Return every record below exactly as written, omitting any pictures.
━━━━━ Information given
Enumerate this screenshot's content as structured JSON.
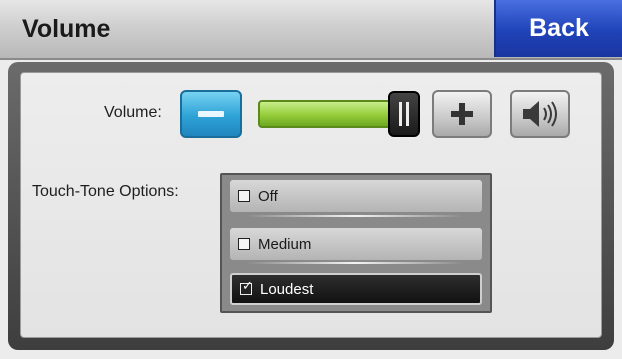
{
  "header": {
    "title": "Volume",
    "back_label": "Back"
  },
  "volume": {
    "label": "Volume:",
    "level": 1.0
  },
  "touch_tone": {
    "label": "Touch-Tone Options:",
    "options": [
      {
        "label": "Off",
        "checked": false
      },
      {
        "label": "Medium",
        "checked": false
      },
      {
        "label": "Loudest",
        "checked": true
      }
    ]
  },
  "icons": {
    "minus": "minus-icon",
    "plus": "plus-icon",
    "speaker": "speaker-icon",
    "slider": "slider-grip-icon",
    "check": "checkmark-icon"
  },
  "colors": {
    "accent": "#1f43b8",
    "slider_fill": "#94cc3a",
    "minus_button": "#2ea2d6"
  }
}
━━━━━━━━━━
* Answer to this task
Enumerate this screenshot's content as structured JSON.
{
  "header": {
    "title": "Volume",
    "back_label": "Back"
  },
  "volume": {
    "label": "Volume:",
    "level": 1.0
  },
  "touch_tone": {
    "label": "Touch-Tone Options:",
    "options": [
      {
        "label": "Off",
        "checked": false
      },
      {
        "label": "Medium",
        "checked": false
      },
      {
        "label": "Loudest",
        "checked": true
      }
    ]
  },
  "icons": {
    "minus": "minus-icon",
    "plus": "plus-icon",
    "speaker": "speaker-icon",
    "slider": "slider-grip-icon",
    "check": "checkmark-icon"
  },
  "colors": {
    "accent": "#1f43b8",
    "slider_fill": "#94cc3a",
    "minus_button": "#2ea2d6"
  }
}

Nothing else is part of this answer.